 Lead defendant Jovita Belmonte-Gonzalez, 43, a Mexican national from Ciudad Juarez, Chihuahua, Mexico, Gonzalez, and 19 other Las Cruces residents were charged with heroin trafficking offenses in five indictments filed in Nov. 2013, as a result of a multi-agency investigation led by the FBI that targeted Belmonte-Gonzalez’ heroin trafficking activities of in Doña Ana County, N.M.  Belmonte-Gonzales was named as the lead defendant in four of five indictments which charged her with supplying heroin to drug trafficking organizations that distributed heroin in Doña Ana County.

Belmonte-Gonzalez, pled guilty to heroin trafficking charges in four of the five cases in June 2014, and admitted conducting frequent heroin transactions with her co-defendants between June 2013 and Oct. 2013.  Court records reflect that Belmonte-Gonzalez typically negotiated heroin sales by telephone from Juarez and her co-defendants traveled from Doña Ana County to Juarez where they purchased the heroin from her and later distributed the drugs in Doña Ana County.  Belmonte-Gonzales faces a mandatory minimum of ten years in prison and a maximum of life in prison, and will be deported after she completes her prison sentence.  She remains in federal custody pending her sentencing hearing, which has yet to be scheduled.

During today’s proceedings, Gonzalez pled guilty to participating in a heroin trafficking conspiracy and to being a felon in possession of a firearm. In entering his guilty plea, Gonzalez admitted that from Sept. 2013 through Oct. 2013, he facilitated at least a dozen drug transactions involving an aggregate of 2.4 kilograms of heroin between Belmonte-Gonzalez and other co-conspirators.  Gonzalez also admitted that he arranged for individuals to travel to Belmonte-Gonzalez in Juarez, Mexico, to purchase heroin on his behalf and then bring the heroin back to him in Doña Ana County, N.M., where he distributed the heroin to others.  He further admitted that on Nov. 15, 2013, he possessed four firearms and that he kept them because of the dangers associated with dealing illegal drugs though he knew he was prohibited from possessing firearms because of his status as a convicted felon.

Gonzalez is the last of the 21 defendants charged as a result of the investigation to enter a guilty plea.

These cases are being prosecuted by Assistant U.S. Attorney E. Garreth Winstead, III, of the U.S. Attorney’s Las Cruces Branch Office.  The investigation leading to the charges in the four cases was led by the Las Cruces office of the FBI in collaboration with U.S. Customs and Border Protection, the U.S. Border Patrol, the Las Cruces office of the DEA, the U.S. Marshals Service, the Las Cruces Police Department and the Doña Ana County Sheriff’s Office.
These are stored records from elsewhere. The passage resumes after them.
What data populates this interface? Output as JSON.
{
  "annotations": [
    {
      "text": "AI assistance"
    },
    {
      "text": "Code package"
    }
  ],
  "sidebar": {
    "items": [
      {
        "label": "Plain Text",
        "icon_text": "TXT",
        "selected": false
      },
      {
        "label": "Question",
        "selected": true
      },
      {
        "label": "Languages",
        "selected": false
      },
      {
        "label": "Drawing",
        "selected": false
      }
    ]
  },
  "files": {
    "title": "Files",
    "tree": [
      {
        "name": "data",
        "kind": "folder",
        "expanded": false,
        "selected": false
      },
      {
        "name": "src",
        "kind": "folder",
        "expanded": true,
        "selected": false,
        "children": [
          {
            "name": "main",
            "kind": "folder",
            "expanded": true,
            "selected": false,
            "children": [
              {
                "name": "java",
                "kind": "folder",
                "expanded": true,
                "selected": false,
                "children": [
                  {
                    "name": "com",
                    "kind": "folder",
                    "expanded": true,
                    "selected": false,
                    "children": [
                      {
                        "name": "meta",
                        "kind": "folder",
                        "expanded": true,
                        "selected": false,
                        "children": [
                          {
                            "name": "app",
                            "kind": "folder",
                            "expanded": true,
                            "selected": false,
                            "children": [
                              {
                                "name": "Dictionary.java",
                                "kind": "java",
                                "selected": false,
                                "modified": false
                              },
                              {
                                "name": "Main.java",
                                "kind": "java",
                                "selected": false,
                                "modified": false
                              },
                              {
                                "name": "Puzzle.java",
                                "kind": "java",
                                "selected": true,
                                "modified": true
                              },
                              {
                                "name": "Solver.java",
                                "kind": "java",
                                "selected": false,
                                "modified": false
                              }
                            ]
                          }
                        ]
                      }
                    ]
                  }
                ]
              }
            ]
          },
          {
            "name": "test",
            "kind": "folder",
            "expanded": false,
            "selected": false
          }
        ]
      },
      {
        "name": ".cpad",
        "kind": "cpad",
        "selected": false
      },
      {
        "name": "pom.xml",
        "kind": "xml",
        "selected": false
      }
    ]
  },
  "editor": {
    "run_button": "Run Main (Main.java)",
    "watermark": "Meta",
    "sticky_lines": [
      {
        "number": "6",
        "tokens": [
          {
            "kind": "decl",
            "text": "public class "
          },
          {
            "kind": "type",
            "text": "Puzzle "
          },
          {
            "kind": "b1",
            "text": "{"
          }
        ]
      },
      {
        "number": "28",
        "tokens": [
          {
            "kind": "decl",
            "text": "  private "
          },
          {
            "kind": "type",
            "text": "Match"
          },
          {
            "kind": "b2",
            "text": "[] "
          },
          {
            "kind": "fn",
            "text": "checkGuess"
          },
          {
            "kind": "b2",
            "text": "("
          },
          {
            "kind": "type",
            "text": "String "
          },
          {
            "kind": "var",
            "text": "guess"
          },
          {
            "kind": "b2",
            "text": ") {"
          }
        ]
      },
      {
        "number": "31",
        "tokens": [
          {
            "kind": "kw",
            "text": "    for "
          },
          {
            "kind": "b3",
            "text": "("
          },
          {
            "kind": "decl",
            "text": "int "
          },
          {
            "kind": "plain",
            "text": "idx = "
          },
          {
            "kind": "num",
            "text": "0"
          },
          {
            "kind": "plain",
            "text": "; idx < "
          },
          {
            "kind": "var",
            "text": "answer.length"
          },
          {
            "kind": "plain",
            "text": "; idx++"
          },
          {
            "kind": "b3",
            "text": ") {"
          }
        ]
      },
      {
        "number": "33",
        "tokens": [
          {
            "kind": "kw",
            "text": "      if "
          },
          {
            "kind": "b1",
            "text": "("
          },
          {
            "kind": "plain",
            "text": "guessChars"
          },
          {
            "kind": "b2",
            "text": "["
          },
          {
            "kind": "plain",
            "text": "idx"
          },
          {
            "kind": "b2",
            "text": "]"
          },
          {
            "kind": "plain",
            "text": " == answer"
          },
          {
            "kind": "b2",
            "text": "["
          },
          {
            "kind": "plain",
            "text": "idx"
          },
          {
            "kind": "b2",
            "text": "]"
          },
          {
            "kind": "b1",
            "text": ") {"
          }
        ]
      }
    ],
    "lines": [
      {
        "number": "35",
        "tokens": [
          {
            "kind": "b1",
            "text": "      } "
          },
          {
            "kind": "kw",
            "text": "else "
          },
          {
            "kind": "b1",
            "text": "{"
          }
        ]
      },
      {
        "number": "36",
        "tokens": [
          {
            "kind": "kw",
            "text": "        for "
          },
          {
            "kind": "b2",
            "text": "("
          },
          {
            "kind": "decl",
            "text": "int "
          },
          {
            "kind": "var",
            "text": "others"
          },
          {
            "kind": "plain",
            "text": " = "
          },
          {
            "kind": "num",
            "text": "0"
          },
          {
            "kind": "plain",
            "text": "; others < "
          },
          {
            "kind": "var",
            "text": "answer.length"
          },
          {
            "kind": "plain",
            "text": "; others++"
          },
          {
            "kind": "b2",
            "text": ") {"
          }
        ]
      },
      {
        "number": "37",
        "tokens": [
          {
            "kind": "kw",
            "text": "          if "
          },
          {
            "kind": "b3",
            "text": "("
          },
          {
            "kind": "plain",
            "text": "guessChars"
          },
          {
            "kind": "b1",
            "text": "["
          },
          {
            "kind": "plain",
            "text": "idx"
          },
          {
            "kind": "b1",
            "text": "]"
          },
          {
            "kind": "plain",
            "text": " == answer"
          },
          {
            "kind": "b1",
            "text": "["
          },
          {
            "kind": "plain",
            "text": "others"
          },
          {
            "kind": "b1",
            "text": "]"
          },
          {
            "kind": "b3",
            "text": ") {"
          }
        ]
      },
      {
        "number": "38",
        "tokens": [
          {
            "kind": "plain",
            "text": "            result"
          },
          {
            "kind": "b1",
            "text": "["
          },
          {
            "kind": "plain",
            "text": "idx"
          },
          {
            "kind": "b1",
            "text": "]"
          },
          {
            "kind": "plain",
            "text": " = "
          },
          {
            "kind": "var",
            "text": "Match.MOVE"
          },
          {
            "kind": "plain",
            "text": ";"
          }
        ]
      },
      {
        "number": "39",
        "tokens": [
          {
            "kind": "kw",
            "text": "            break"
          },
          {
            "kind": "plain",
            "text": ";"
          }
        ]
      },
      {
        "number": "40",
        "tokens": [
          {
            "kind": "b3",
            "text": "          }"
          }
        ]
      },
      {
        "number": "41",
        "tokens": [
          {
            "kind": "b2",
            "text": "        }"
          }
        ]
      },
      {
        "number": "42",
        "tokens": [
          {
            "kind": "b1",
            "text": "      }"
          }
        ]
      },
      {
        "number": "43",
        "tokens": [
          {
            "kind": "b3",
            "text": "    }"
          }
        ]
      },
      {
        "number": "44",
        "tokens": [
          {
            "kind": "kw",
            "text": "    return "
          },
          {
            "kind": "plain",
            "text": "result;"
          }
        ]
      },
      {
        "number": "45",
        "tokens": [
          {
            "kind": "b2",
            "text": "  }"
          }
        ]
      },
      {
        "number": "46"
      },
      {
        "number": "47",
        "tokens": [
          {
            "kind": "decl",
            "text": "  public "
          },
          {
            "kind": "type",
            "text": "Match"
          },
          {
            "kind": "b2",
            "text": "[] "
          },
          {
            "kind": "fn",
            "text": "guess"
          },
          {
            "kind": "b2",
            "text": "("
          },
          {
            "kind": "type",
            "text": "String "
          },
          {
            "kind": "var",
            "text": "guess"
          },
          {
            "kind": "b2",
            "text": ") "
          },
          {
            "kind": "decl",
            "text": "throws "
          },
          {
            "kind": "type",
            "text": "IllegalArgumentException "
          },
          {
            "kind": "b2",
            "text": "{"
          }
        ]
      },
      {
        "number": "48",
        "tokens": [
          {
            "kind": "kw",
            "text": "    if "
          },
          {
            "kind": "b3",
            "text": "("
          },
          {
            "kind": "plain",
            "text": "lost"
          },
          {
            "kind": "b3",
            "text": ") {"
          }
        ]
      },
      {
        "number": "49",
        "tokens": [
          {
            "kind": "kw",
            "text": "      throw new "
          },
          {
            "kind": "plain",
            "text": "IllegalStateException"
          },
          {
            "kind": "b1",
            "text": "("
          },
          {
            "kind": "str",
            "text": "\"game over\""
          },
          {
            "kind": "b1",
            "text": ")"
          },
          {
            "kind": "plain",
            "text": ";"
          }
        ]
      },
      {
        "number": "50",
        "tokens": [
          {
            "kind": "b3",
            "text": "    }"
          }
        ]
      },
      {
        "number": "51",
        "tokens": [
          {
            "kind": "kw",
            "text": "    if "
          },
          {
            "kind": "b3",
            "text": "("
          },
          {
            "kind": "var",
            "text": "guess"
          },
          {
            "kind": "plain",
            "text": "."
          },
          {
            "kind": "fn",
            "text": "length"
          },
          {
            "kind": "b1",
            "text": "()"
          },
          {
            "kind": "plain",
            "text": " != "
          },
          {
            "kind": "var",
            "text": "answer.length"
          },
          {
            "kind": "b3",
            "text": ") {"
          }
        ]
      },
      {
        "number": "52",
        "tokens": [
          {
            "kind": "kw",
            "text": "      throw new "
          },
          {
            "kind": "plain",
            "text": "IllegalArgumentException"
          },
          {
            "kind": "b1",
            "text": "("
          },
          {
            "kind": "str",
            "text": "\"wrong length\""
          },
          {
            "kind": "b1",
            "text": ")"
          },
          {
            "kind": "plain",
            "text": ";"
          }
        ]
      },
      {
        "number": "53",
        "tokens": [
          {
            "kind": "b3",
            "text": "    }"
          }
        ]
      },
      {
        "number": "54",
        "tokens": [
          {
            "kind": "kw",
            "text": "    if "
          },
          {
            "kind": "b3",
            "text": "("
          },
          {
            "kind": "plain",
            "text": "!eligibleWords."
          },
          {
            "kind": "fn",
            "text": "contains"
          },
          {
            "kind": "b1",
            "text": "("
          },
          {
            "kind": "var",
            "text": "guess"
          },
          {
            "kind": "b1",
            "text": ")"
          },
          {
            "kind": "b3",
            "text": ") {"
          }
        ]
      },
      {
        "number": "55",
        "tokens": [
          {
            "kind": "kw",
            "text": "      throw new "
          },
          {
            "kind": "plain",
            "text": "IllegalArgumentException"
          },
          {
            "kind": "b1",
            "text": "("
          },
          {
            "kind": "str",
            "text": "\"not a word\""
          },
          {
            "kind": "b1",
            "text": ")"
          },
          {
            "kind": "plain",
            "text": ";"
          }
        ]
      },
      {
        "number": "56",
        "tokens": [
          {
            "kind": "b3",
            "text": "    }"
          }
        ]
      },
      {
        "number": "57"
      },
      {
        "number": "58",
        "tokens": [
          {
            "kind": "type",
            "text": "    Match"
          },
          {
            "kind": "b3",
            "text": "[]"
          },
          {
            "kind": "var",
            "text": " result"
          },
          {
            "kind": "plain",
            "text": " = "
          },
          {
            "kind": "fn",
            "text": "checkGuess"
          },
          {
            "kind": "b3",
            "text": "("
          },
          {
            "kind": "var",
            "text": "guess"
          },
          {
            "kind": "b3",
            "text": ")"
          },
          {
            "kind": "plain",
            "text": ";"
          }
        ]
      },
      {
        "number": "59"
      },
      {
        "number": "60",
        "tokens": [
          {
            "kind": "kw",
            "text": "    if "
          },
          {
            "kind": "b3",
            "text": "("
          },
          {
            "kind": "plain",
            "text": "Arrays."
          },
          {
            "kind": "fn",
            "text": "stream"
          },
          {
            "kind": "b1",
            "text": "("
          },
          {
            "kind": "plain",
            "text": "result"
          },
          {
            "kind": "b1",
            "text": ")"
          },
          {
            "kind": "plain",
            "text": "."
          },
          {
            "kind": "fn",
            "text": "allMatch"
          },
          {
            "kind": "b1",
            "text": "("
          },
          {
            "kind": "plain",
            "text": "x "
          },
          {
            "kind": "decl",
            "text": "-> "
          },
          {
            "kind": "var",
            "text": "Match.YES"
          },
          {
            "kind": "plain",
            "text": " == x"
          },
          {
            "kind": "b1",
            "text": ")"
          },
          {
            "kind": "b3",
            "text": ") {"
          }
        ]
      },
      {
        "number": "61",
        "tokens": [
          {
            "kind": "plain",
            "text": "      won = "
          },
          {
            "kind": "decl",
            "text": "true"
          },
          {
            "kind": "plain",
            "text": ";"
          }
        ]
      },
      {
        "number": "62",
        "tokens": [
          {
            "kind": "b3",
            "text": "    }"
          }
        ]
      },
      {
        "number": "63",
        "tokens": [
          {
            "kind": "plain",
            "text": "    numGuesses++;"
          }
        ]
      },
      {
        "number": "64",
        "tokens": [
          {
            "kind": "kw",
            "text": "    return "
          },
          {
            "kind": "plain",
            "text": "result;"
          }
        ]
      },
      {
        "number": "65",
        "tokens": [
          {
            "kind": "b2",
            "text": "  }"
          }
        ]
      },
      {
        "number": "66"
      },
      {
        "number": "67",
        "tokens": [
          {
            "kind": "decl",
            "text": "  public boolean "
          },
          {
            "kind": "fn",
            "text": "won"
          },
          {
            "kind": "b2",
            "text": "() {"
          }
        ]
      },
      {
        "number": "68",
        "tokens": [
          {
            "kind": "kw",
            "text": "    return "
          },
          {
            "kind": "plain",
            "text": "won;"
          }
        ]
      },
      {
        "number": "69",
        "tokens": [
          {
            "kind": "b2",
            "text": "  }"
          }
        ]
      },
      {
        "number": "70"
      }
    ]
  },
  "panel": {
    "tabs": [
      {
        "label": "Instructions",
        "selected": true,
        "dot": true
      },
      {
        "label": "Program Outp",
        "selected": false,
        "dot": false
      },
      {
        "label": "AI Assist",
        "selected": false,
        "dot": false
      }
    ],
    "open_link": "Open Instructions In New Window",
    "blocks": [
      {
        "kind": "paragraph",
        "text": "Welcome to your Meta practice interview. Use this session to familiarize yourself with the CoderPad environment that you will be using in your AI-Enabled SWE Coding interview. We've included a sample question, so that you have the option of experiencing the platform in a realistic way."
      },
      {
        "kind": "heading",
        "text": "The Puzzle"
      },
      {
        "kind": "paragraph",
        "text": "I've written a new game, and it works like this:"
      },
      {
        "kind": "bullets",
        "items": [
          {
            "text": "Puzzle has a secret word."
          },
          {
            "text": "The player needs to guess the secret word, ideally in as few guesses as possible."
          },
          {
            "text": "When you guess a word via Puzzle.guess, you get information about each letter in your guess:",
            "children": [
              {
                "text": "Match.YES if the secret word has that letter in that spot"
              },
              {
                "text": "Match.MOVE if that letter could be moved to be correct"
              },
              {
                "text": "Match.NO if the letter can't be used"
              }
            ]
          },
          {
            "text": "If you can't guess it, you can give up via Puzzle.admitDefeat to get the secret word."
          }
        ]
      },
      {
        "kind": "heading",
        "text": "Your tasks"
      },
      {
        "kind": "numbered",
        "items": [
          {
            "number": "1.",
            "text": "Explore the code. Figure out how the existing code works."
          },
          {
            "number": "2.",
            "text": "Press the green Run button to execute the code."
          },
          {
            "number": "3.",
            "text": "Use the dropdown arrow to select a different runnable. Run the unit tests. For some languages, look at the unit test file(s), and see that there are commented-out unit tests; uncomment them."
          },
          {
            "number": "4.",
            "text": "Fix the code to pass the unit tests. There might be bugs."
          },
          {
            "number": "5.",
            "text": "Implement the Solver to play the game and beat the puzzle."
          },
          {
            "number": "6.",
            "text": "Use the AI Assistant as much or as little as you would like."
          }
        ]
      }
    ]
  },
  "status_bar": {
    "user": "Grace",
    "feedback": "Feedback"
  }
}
The investigation was designated as part of the Organized Crime Drug Enforcement Task Force (OCDETF) program, a nationwide Department of Justice program that combines the resources and unique expertise of federal agencies, along with their local counterparts, in a coordinated effort to disrupt and dismantle major drug trafficking organizations.

This case is being prosecuted pursuant to the New Mexico Heroin and Opioid Prevention and Education (HOPE) Initiative.  The HOPE Initiative is a collaborative effort between the U.S. Attorney’s Office and the University of New Mexico Health Sciences Center that is partnering with the Bernalillo County Opioid Accountability Initiative with the overriding goal of reducing the number of opioid-related deaths in the District of New Mexico.  The HOPE Initiative comprised of five components:  (1) prevention and education; (2) treatment; (3) law enforcement; (4) reentry; and (5) strategic planning.  The law enforcement component of the HOPE Initiative is led by the Organized Crime Section of the U.S. Attorney’s Office and the DEA in conjunction with their federal, state, local and tribal law enforcement partners.  Targeting members of major heroin trafficking organizations for investigation and prosecution is a priority of the HOPE Initiative.

Updated February 27, 2015